**TASK ITEM:** Would you copy each line of the data below that has "Game"?

══ GIVEN RECORDS

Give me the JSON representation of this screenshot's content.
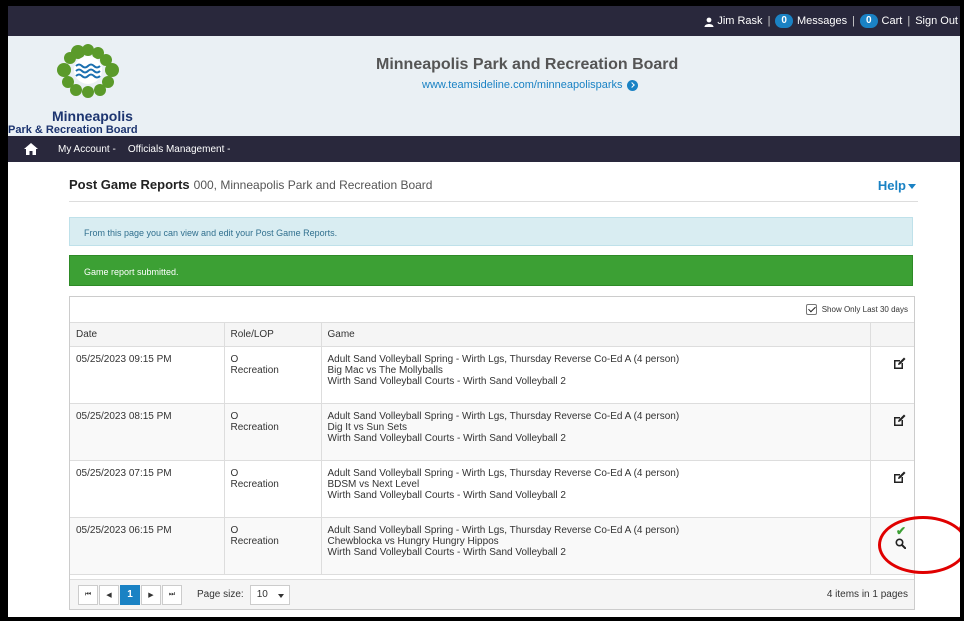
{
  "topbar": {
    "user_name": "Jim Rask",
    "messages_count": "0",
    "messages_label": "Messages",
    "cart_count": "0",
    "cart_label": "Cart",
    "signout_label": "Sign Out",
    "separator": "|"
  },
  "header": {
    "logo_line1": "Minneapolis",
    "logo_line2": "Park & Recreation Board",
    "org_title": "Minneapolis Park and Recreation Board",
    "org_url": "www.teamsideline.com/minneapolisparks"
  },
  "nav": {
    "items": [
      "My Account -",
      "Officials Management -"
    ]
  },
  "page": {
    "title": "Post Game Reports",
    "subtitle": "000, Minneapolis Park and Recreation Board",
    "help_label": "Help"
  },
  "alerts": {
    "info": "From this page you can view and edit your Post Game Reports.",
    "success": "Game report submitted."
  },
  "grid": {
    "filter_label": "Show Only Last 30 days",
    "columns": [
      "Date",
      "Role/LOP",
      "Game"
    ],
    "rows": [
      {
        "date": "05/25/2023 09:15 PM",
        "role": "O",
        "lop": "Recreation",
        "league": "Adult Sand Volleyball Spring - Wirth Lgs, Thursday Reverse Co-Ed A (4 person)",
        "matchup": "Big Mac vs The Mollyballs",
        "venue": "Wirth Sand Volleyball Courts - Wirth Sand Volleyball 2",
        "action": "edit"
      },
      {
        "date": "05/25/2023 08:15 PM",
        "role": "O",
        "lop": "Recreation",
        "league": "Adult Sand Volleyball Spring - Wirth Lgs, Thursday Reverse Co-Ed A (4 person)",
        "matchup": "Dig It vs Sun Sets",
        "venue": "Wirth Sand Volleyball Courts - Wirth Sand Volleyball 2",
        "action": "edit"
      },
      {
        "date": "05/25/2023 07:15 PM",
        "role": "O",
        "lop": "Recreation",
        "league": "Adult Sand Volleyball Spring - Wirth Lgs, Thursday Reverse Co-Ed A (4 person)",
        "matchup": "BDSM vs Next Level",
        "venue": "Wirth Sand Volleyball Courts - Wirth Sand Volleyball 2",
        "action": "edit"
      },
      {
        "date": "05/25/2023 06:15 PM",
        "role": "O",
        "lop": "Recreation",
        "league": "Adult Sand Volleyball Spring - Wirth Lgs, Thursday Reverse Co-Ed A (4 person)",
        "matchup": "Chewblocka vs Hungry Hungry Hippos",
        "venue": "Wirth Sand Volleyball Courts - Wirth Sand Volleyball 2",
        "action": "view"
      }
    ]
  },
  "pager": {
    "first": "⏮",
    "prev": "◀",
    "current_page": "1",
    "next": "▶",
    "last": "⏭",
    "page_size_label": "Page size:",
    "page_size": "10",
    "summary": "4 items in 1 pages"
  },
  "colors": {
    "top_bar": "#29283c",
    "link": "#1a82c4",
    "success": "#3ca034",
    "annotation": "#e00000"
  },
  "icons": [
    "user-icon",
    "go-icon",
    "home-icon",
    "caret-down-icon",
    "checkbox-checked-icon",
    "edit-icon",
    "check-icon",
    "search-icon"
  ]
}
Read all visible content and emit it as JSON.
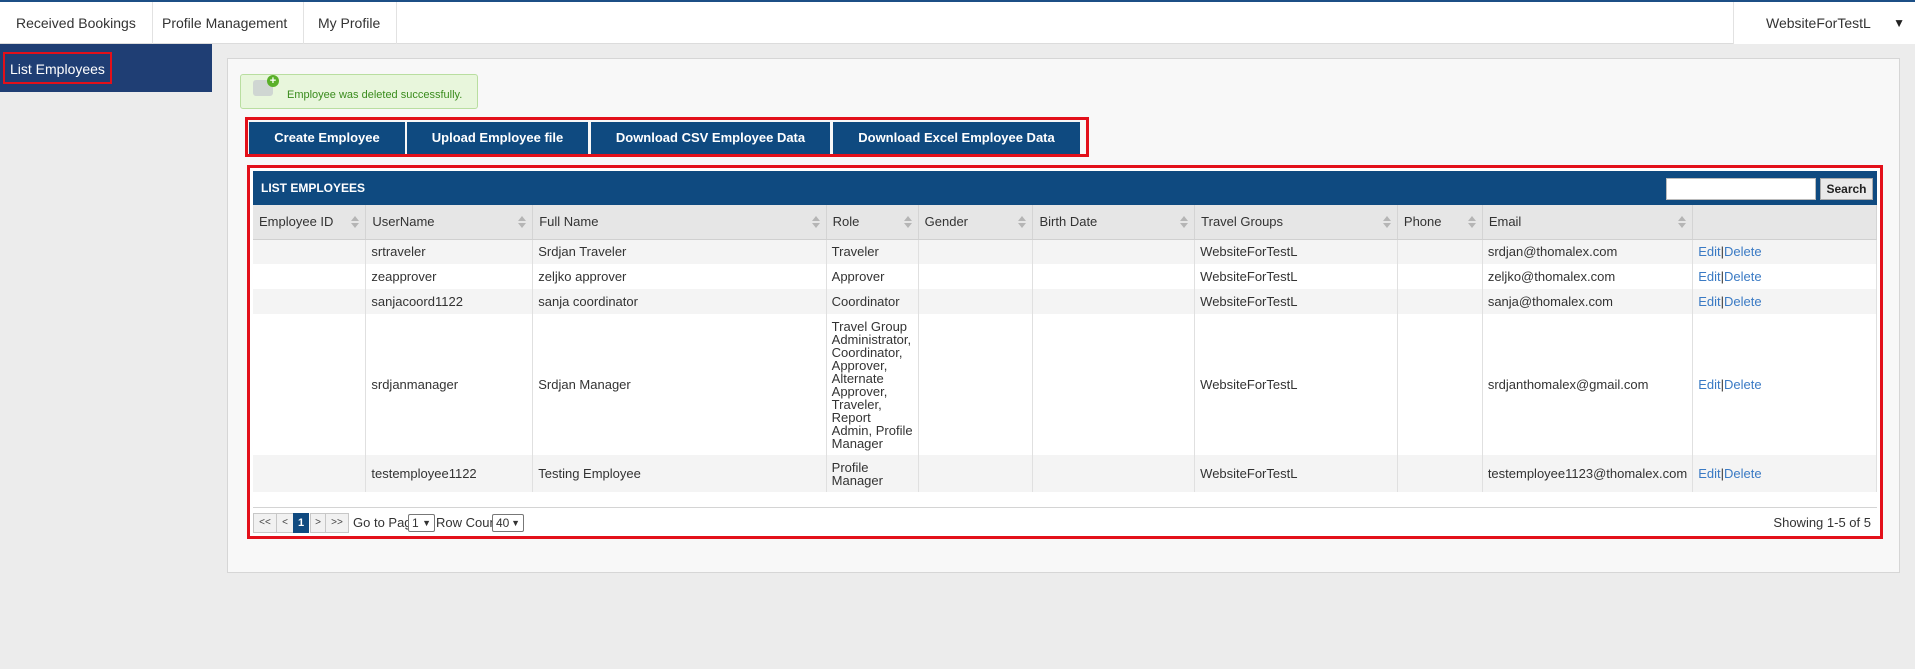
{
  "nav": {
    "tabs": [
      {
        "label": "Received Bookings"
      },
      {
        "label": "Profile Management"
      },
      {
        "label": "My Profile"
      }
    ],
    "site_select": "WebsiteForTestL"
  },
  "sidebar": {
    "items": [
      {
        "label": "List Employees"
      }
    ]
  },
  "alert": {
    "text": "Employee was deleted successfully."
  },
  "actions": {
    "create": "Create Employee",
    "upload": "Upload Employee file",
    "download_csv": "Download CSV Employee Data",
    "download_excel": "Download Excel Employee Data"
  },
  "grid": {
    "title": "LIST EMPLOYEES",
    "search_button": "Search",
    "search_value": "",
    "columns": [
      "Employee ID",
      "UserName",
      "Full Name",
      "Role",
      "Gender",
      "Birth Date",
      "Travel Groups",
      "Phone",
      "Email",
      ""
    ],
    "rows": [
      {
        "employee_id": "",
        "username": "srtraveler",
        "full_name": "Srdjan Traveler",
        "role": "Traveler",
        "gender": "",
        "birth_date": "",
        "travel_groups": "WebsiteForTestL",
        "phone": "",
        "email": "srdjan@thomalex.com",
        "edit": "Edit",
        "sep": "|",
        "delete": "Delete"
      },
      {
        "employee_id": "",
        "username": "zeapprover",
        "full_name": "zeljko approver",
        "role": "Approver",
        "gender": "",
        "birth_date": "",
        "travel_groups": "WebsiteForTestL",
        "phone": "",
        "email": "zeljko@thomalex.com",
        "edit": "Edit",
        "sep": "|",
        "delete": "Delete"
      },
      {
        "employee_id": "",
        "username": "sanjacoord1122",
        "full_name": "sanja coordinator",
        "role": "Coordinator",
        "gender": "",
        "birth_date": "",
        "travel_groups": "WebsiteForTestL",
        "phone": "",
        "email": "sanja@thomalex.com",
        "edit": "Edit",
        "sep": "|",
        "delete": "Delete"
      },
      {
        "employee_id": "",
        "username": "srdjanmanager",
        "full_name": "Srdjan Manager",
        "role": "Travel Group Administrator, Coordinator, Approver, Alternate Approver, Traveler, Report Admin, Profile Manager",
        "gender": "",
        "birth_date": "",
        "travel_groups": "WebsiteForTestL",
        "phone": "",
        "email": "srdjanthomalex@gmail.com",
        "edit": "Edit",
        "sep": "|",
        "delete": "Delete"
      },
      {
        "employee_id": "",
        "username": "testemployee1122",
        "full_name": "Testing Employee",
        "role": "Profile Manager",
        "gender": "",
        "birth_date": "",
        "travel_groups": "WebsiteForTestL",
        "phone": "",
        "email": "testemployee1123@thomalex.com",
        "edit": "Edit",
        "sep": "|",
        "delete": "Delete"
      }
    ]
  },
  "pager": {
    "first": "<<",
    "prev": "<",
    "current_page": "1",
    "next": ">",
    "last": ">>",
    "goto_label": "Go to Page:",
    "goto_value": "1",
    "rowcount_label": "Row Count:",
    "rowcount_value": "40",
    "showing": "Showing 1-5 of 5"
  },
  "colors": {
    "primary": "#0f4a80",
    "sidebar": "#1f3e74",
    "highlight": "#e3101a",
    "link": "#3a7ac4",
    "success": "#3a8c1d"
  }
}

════

**WRITTEN RESPONSE:**
    "title": "Post Game Reports",
    "info": "From this page you can view and edit your Post Game Reports.",
    "success": "Game report submitted."
      "Game"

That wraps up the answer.